*Work required*
Copy out every line of the data where the word "hint" is found.

*Extracted records*
● ● ●
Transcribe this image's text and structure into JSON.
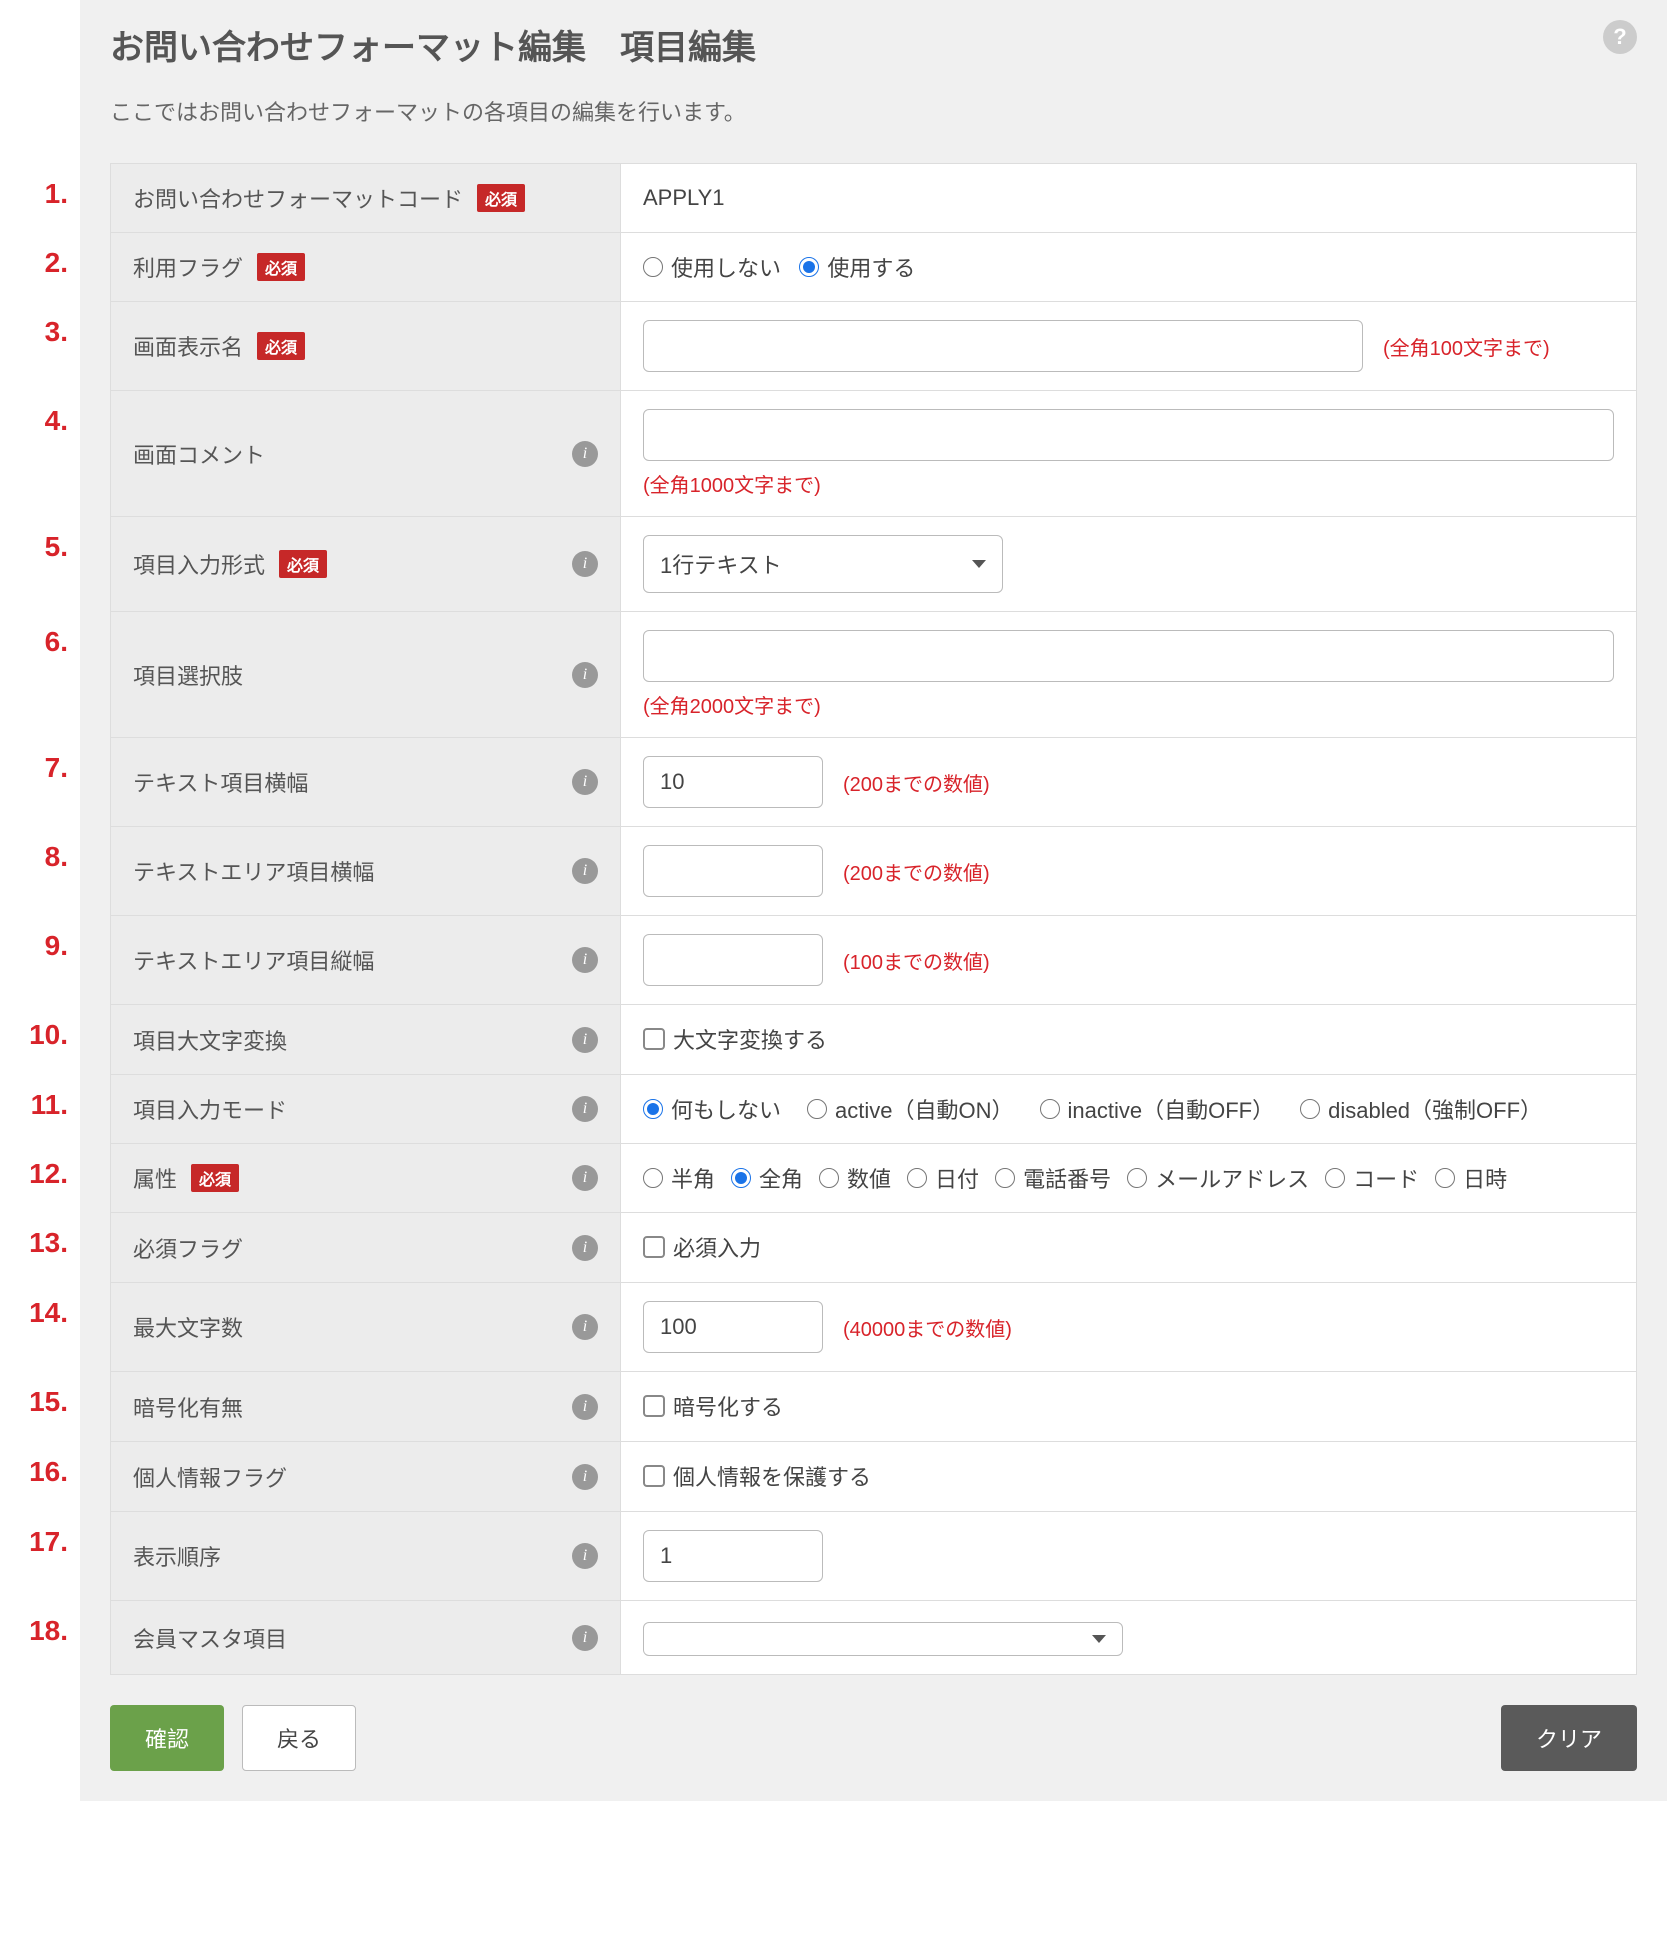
{
  "header": {
    "title": "お問い合わせフォーマット編集　項目編集",
    "description": "ここではお問い合わせフォーマットの各項目の編集を行います。",
    "help_label": "?"
  },
  "required_badge": "必須",
  "fields": {
    "format_code": {
      "label": "お問い合わせフォーマットコード",
      "value": "APPLY1"
    },
    "use_flag": {
      "label": "利用フラグ",
      "option_off": "使用しない",
      "option_on": "使用する"
    },
    "display_name": {
      "label": "画面表示名",
      "value": "",
      "hint": "(全角100文字まで)"
    },
    "screen_comment": {
      "label": "画面コメント",
      "value": "",
      "hint": "(全角1000文字まで)"
    },
    "input_type": {
      "label": "項目入力形式",
      "selected": "1行テキスト"
    },
    "choices": {
      "label": "項目選択肢",
      "value": "",
      "hint": "(全角2000文字まで)"
    },
    "text_width": {
      "label": "テキスト項目横幅",
      "value": "10",
      "hint": "(200までの数値)"
    },
    "textarea_width": {
      "label": "テキストエリア項目横幅",
      "value": "",
      "hint": "(200までの数値)"
    },
    "textarea_height": {
      "label": "テキストエリア項目縦幅",
      "value": "",
      "hint": "(100までの数値)"
    },
    "uppercase": {
      "label": "項目大文字変換",
      "option": "大文字変換する"
    },
    "input_mode": {
      "label": "項目入力モード",
      "options": {
        "none": "何もしない",
        "active": "active（自動ON）",
        "inactive": "inactive（自動OFF）",
        "disabled": "disabled（強制OFF）"
      }
    },
    "attribute": {
      "label": "属性",
      "options": {
        "half": "半角",
        "full": "全角",
        "num": "数値",
        "date": "日付",
        "tel": "電話番号",
        "mail": "メールアドレス",
        "code": "コード",
        "datetime": "日時"
      }
    },
    "required_flag": {
      "label": "必須フラグ",
      "option": "必須入力"
    },
    "max_len": {
      "label": "最大文字数",
      "value": "100",
      "hint": "(40000までの数値)"
    },
    "encrypt": {
      "label": "暗号化有無",
      "option": "暗号化する"
    },
    "pii": {
      "label": "個人情報フラグ",
      "option": "個人情報を保護する"
    },
    "order": {
      "label": "表示順序",
      "value": "1"
    },
    "member_master": {
      "label": "会員マスタ項目",
      "selected": ""
    }
  },
  "buttons": {
    "confirm": "確認",
    "back": "戻る",
    "clear": "クリア"
  },
  "markers": [
    "1.",
    "2.",
    "3.",
    "4.",
    "5.",
    "6.",
    "7.",
    "8.",
    "9.",
    "10.",
    "11.",
    "12.",
    "13.",
    "14.",
    "15.",
    "16.",
    "17.",
    "18."
  ]
}
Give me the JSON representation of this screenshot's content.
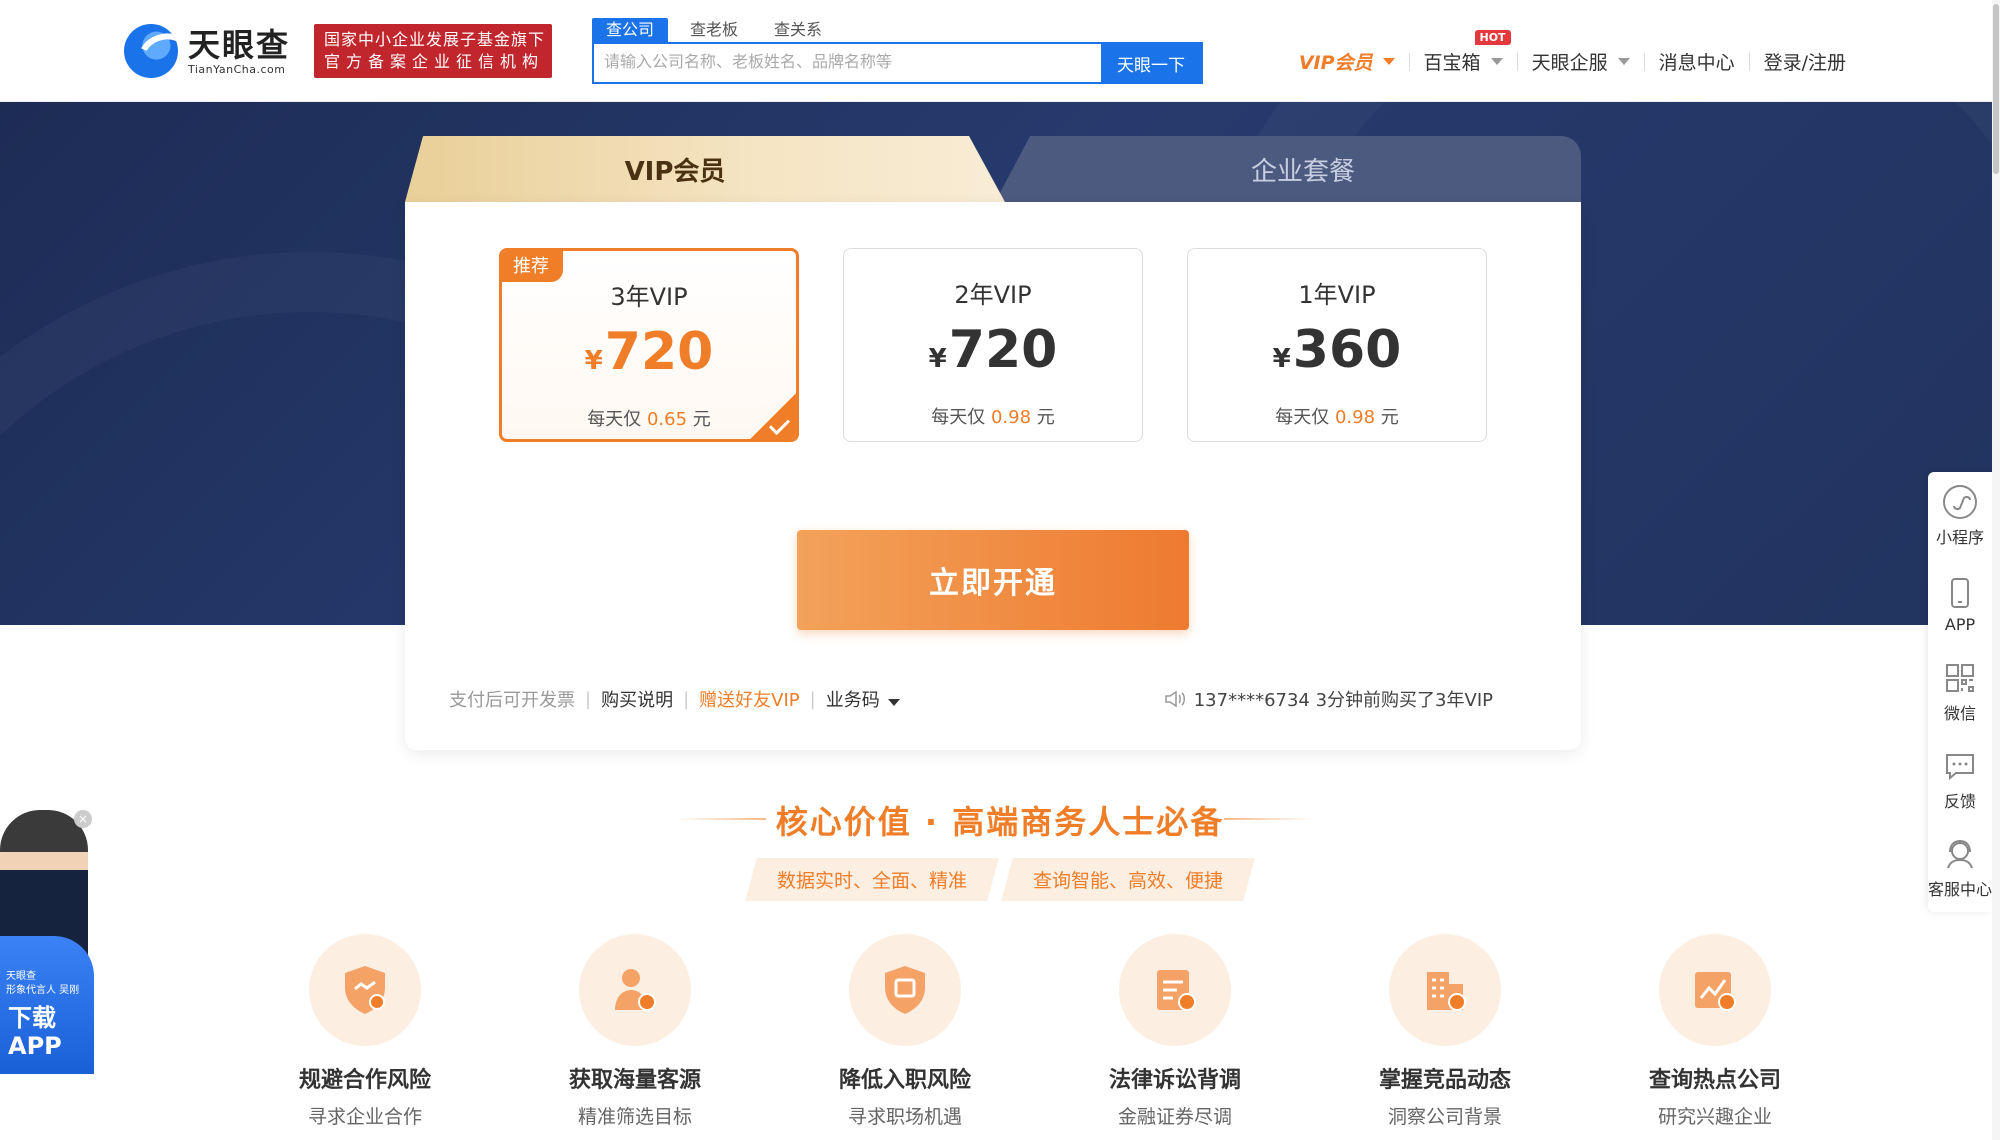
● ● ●
*Response for this exercise*
      "hint": "(全角100文字まで)"
      "hint": "(全角1000文字まで)"
      "hint": "(全角2000文字まで)"
      "hint": "(200までの数値)"
      "hint": "(200までの数値)"
      "hint": "(100までの数値)"
      "hint": "(40000までの数値)"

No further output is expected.